**Brief:** Every entry below, from first to last, should be copied exactly.

======

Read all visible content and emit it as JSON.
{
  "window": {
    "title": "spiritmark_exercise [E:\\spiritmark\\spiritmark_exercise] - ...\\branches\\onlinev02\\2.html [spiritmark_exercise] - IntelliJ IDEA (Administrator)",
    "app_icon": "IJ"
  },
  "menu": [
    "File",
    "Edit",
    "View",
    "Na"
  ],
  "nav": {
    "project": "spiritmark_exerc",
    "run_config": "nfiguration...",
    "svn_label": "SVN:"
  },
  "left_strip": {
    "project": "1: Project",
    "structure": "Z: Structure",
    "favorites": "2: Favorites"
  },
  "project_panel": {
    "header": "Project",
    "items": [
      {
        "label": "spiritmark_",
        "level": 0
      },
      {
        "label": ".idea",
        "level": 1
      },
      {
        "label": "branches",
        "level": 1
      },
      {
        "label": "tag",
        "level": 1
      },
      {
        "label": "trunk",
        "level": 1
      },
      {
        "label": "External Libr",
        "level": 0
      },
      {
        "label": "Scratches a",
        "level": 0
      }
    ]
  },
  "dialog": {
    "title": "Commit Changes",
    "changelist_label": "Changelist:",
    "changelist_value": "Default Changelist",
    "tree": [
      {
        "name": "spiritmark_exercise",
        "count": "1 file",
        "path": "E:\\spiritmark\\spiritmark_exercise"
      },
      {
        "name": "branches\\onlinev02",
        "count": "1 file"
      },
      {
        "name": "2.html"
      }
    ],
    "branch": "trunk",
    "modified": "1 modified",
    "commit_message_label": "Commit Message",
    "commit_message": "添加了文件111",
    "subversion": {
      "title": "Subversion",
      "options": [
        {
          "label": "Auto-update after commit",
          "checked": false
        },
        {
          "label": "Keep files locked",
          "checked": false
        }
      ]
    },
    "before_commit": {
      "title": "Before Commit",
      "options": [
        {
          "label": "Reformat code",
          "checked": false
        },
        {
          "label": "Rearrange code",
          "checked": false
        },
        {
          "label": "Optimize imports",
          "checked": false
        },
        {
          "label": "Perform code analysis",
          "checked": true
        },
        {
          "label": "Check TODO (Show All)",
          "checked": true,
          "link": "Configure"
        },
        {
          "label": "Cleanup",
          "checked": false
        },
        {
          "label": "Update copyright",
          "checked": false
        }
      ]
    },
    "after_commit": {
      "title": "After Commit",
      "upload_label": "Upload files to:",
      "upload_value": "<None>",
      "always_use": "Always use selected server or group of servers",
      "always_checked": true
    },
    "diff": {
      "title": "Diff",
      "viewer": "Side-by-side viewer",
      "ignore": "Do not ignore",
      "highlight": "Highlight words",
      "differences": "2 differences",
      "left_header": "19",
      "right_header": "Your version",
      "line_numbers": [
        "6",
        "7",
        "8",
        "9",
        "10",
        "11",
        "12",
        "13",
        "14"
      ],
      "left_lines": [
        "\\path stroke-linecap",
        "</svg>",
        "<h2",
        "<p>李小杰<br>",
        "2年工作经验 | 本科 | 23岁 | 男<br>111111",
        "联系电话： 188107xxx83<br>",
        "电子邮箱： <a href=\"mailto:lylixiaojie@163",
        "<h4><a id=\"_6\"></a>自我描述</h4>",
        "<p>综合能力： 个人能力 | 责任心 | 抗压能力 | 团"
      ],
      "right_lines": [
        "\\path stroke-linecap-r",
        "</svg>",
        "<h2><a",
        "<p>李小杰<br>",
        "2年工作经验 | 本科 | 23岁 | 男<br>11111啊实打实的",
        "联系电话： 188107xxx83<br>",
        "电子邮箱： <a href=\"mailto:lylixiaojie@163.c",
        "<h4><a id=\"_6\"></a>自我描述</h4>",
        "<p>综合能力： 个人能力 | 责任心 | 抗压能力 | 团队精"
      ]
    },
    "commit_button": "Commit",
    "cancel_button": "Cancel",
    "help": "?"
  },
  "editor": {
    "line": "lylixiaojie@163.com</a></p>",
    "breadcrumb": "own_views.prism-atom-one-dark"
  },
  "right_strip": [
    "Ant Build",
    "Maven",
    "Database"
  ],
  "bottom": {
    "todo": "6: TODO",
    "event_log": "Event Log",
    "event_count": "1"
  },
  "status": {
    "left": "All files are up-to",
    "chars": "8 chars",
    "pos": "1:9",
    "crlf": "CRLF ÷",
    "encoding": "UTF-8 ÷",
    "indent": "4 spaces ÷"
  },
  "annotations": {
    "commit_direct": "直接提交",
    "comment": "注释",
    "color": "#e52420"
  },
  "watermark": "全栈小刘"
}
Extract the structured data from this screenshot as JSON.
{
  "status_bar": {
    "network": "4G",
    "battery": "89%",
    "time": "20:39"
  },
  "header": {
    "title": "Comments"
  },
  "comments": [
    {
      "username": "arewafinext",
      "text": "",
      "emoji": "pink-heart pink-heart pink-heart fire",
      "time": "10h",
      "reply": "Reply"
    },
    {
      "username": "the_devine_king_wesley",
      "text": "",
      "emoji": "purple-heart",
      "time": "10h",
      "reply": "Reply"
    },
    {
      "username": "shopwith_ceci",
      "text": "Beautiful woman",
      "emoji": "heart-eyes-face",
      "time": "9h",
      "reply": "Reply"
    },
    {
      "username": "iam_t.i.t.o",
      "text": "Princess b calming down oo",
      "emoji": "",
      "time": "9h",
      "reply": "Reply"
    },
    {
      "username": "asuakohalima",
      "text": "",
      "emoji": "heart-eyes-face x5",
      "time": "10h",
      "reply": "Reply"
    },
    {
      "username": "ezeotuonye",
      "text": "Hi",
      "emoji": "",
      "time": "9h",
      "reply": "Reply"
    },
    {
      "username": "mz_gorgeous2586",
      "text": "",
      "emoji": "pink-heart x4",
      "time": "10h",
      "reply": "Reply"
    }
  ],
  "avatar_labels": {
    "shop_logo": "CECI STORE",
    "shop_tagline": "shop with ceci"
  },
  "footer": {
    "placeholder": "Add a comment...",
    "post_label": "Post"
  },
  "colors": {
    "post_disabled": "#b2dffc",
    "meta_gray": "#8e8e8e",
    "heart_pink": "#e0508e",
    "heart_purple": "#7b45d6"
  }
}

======

**Answer section:**
Read all visible content and emit it as JSON.
{
  "window": {
    "title": "spiritmark_exercise [E:\\spiritmark\\spiritmark_exercise] - ...\\branches\\onlinev02\\2.html [spiritmark_exercise] - IntelliJ IDEA (Administrator)",
    "app_icon": "IJ"
  },
  "menu": [
    "File",
    "Edit",
    "View",
    "Na"
  ],
  "nav": {
    "project": "spiritmark_exerc",
    "run_config": "nfiguration...",
    "svn_label": "SVN:"
  },
  "left_strip": {
    "project": "1: Project",
    "structure": "Z: Structure",
    "favorites": "2: Favorites"
  },
  "project_panel": {
    "header": "Project",
    "items": [
      {
        "label": "spiritmark_",
        "level": 0
      },
      {
        "label": ".idea",
        "level": 1
      },
      {
        "label": "branches",
        "level": 1
      },
      {
        "label": "tag",
        "level": 1
      },
      {
        "label": "trunk",
        "level": 1
      },
      {
        "label": "External Libr",
        "level": 0
      },
      {
        "label": "Scratches a",
        "level": 0
      }
    ]
  },
  "dialog": {
    "title": "Commit Changes",
    "changelist_label": "Changelist:",
    "changelist_value": "Default Changelist",
    "tree": [
      {
        "name": "spiritmark_exercise",
        "count": "1 file",
        "path": "E:\\spiritmark\\spiritmark_exercise"
      },
      {
        "name": "branches\\onlinev02",
        "count": "1 file"
      },
      {
        "name": "2.html"
      }
    ],
    "branch": "trunk",
    "modified": "1 modified",
    "commit_message_label": "Commit Message",
    "commit_message": "添加了文件111",
    "subversion": {
      "title": "Subversion",
      "options": [
        {
          "label": "Auto-update after commit",
          "checked": false
        },
        {
          "label": "Keep files locked",
          "checked": false
        }
      ]
    },
    "before_commit": {
      "title": "Before Commit",
      "options": [
        {
          "label": "Reformat code",
          "checked": false
        },
        {
          "label": "Rearrange code",
          "checked": false
        },
        {
          "label": "Optimize imports",
          "checked": false
        },
        {
          "label": "Perform code analysis",
          "checked": true
        },
        {
          "label": "Check TODO (Show All)",
          "checked": true,
          "link": "Configure"
        },
        {
          "label": "Cleanup",
          "checked": false
        },
        {
          "label": "Update copyright",
          "checked": false
        }
      ]
    },
    "after_commit": {
      "title": "After Commit",
      "upload_label": "Upload files to:",
      "upload_value": "<None>",
      "always_use": "Always use selected server or group of servers",
      "always_checked": true
    },
    "diff": {
      "title": "Diff",
      "viewer": "Side-by-side viewer",
      "ignore": "Do not ignore",
      "highlight": "Highlight words",
      "differences": "2 differences",
      "left_header": "19",
      "right_header": "Your version",
      "line_numbers": [
        "6",
        "7",
        "8",
        "9",
        "10",
        "11",
        "12",
        "13",
        "14"
      ],
      "left_lines": [
        "\\path stroke-linecap",
        "</svg>",
        "<h2",
        "<p>李小杰<br>",
        "2年工作经验 | 本科 | 23岁 | 男<br>111111",
        "联系电话： 188107xxx83<br>",
        "电子邮箱： <a href=\"mailto:lylixiaojie@163",
        "<h4><a id=\"_6\"></a>自我描述</h4>",
        "<p>综合能力： 个人能力 | 责任心 | 抗压能力 | 团"
      ],
      "right_lines": [
        "\\path stroke-linecap-r",
        "</svg>",
        "<h2><a",
        "<p>李小杰<br>",
        "2年工作经验 | 本科 | 23岁 | 男<br>11111啊实打实的",
        "联系电话： 188107xxx83<br>",
        "电子邮箱： <a href=\"mailto:lylixiaojie@163.c",
        "<h4><a id=\"_6\"></a>自我描述</h4>",
        "<p>综合能力： 个人能力 | 责任心 | 抗压能力 | 团队精"
      ]
    },
    "commit_button": "Commit",
    "cancel_button": "Cancel",
    "help": "?"
  },
  "editor": {
    "line": "lylixiaojie@163.com</a></p>",
    "breadcrumb": "own_views.prism-atom-one-dark"
  },
  "right_strip": [
    "Ant Build",
    "Maven",
    "Database"
  ],
  "bottom": {
    "todo": "6: TODO",
    "event_log": "Event Log",
    "event_count": "1"
  },
  "status": {
    "left": "All files are up-to",
    "chars": "8 chars",
    "pos": "1:9",
    "crlf": "CRLF ÷",
    "encoding": "UTF-8 ÷",
    "indent": "4 spaces ÷"
  },
  "annotations": {
    "commit_direct": "直接提交",
    "comment": "注释",
    "color": "#e52420"
  },
  "watermark": "全栈小刘"
}
Extract the structured data from this screenshot as JSON.
{
  "status_bar": {
    "network": "4G",
    "battery": "89%",
    "time": "20:39"
  },
  "header": {
    "title": "Comments"
  },
  "comments": [
    {
      "username": "arewafinext",
      "text": "",
      "emoji": "pink-heart pink-heart pink-heart fire",
      "time": "10h",
      "reply": "Reply"
    },
    {
      "username": "the_devine_king_wesley",
      "text": "",
      "emoji": "purple-heart",
      "time": "10h",
      "reply": "Reply"
    },
    {
      "username": "shopwith_ceci",
      "text": "Beautiful woman",
      "emoji": "heart-eyes-face",
      "time": "9h",
      "reply": "Reply"
    },
    {
      "username": "iam_t.i.t.o",
      "text": "Princess b calming down oo",
      "emoji": "",
      "time": "9h",
      "reply": "Reply"
    },
    {
      "username": "asuakohalima",
      "text": "",
      "emoji": "heart-eyes-face x5",
      "time": "10h",
      "reply": "Reply"
    },
    {
      "username": "ezeotuonye",
      "text": "Hi",
      "emoji": "",
      "time": "9h",
      "reply": "Reply"
    },
    {
      "username": "mz_gorgeous2586",
      "text": "",
      "emoji": "pink-heart x4",
      "time": "10h",
      "reply": "Reply"
    }
  ],
  "avatar_labels": {
    "shop_logo": "CECI STORE",
    "shop_tagline": "shop with ceci"
  },
  "footer": {
    "placeholder": "Add a comment...",
    "post_label": "Post"
  },
  "colors": {
    "post_disabled": "#b2dffc",
    "meta_gray": "#8e8e8e",
    "heart_pink": "#e0508e",
    "heart_purple": "#7b45d6"
  }
}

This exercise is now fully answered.